two-stage model, hybrid 374-6 Tyler, C. 87 typology: non-ordinary effects and consciousness 198-208; agenthood 196, 198-9; boundaries 197, 200; calibration of experience 197, 201-3; conferral 197, 205-6; connectedness 197, 204-5; contrast and differentiation 197, 198, 200-1, 207; individuation 200-1, 207; intentionality 197, 198, 204; knowledge 197, 205-6, 208; locus 202-3; personal identity 196-7, 198, 199; self-consciousness 198-200, 203^1; time 203; unity 196-7, 199-200, 262 stages and order 288-90, 292-6 see also structural typology UdV (Uniao do Vegetal) 109, 153, 239, 273, 377, 406 atmosphere and general effects 56, 64 background 20, 24-5, 42, 45,46 consciousness 198, 205, 260, 262 context 309 ideas and insights 168, 173, 174, 177, 178 meaning and semantics 244, 251 non-visual perceptions 182 open-eye visualizations 72, 73, 76 transformations 216, 223 Umbanda, see Barquinha unaccountability 367-8 unboundedness 136 unconscious 171, 382 Freudian 366-7 information processing, psychological accounts based on 364-70, 382; and Ayahuasca 366-7; counter-arguments 367-70 informational 366 see also collective unconscious Underhill, E. 106 n., 162, 261 understanding 60 enhanced 73—4 psychological 143—4, 325 see also meaning underwater scenes 127, 237 Uniao do Vegetal, see UdV unity and consciousness 196-7, 199—200, 262 universals: cognitive 387, 388-92, 400 see also commonality universe: affinity with 214 mysteries of 150-1 origin of 169 Upanishads 194,287 uplifting, spatial 281-2 Valera, A. 106, 173,413 value judgements 264—9 values, moral/ethical 146, 173-4, 237-8 Van de Castle, R. 142, 368, 423

Index vanity 353 variations 90 in narratives 108-11 serial thematic 108-9 Vaughan, F. 166, 208 Vedic culture 260 n. vegetal, see Ayahuasca vehicles 18, 19, 126, 130, 139, 422 see also Appendix; categories Venezuela, see Piaroa people veracity and status of philosophy 387-8, 392-6 verbal medium: salience in meaning and semantics 244—5 verbalization not needed 162 Verdi, G. 183 viewing, see seeing; visual modality Villavicencio, M. 17-18, 19, 412 Villoldo,A. 125 Virgin Marv 115, 122, 157, 180, 187, 310 Virola 43 virtual reality 92^1, 295-6 visions, see preliminary note to index visual modality 50, 56 split field 200 synaesthesia 189, 190 see also open-eye; seeing; structural typology; themes visual strength 95 & n. Vital, H. 377-8 Vivieros de Castro, E. 153 Void 204 vomiting 2, 57, 307 singing instead of 355 voyages 107 vulnerability 332-3 Vygotsky, L. 320, 359 Wade, J. 261 Wainwright, W. 261, 263 Waisbard, S. R. 26, 122,412 Walsh, R. 29,118 n., 208, 264, 316 war 146 futility of 176 warriors and strong men 106, 115, 130 Wassen, S. 43 n. Wasson, R. G. 29, 240, 260 n., 396 water, noise of 182 waterbirds 84, 119 waterscapes 19, 150, 170 see also details

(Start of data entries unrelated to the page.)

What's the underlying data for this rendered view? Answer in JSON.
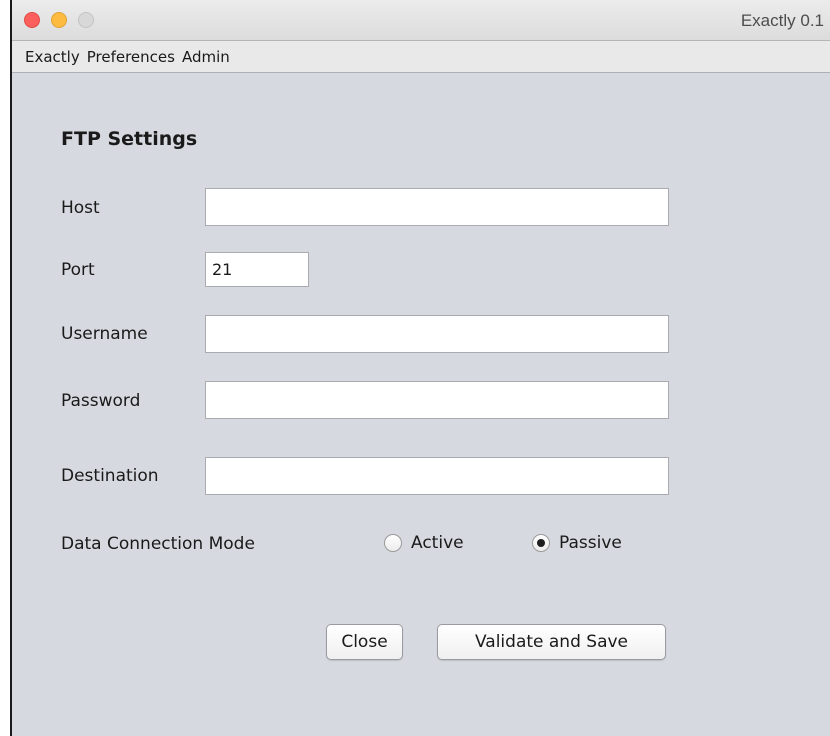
{
  "window": {
    "title": "Exactly 0.1"
  },
  "menubar": {
    "items": [
      "Exactly",
      "Preferences",
      "Admin"
    ]
  },
  "form": {
    "heading": "FTP Settings",
    "host": {
      "label": "Host",
      "value": ""
    },
    "port": {
      "label": "Port",
      "value": "21"
    },
    "username": {
      "label": "Username",
      "value": ""
    },
    "password": {
      "label": "Password",
      "value": ""
    },
    "destination": {
      "label": "Destination",
      "value": ""
    },
    "mode": {
      "label": "Data Connection Mode",
      "options": [
        "Active",
        "Passive"
      ],
      "selected": "Passive"
    }
  },
  "buttons": {
    "close": "Close",
    "save": "Validate and Save"
  },
  "colors": {
    "window_bg": "#d6d9df",
    "close_light": "#fc605c",
    "minimize_light": "#fdbc40",
    "zoom_light": "#d8d8d8"
  }
}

Watts, A. 59, 70, 164, 208 meaning and semantics 242, 243^4 time 228, 234 Weiskopf,J. 83,280 Weiss, G. 27 well-being 157,325 well-definedness/well-formedness 95 Wertsch, J. V. 359 West, L. 28, 47 n., 267, 366 wheel of fire 138 white 285, 297 birds 119 fire 127 flag 19 halo/aura 83 horses 130 light 87, 121, 152, 277, 278, 381 silent music 185 White, S. 14 n. Whitehead, A. 400 Wilber, K. 162, 171, 204, 208 Wilson, A. 257 wind, embodying 150 'witnessing' 100 Wittgenstein, L. 76-7, 208, 340, 358, 365 Wolf, F. A. 14, 145, 216, 385 Wolfson, E. R. 377-8 women: becoming serpents 120 feminine energies 56, 145—6 and men, archetypal 132, 249 see also under dancing words, see language work, holy 6 world-view 249 yage/yaje/yake, see Ayahuasca Yagua people 42 yellow 3, 87, 275, 277, 288, 297, 357 YomKippur 107 Zaehner, R. 263 Zakay,D. 234 Zebrovitz-McArthur 73 n. Zedekiah 115, 155-6 Zerda-Bayon (anthropologist) 256 Zero in Ayahuasca logic 169 Zinberg, N. 36, 306 Zohar 86, 127, 283 Zoroastrianism 260 n.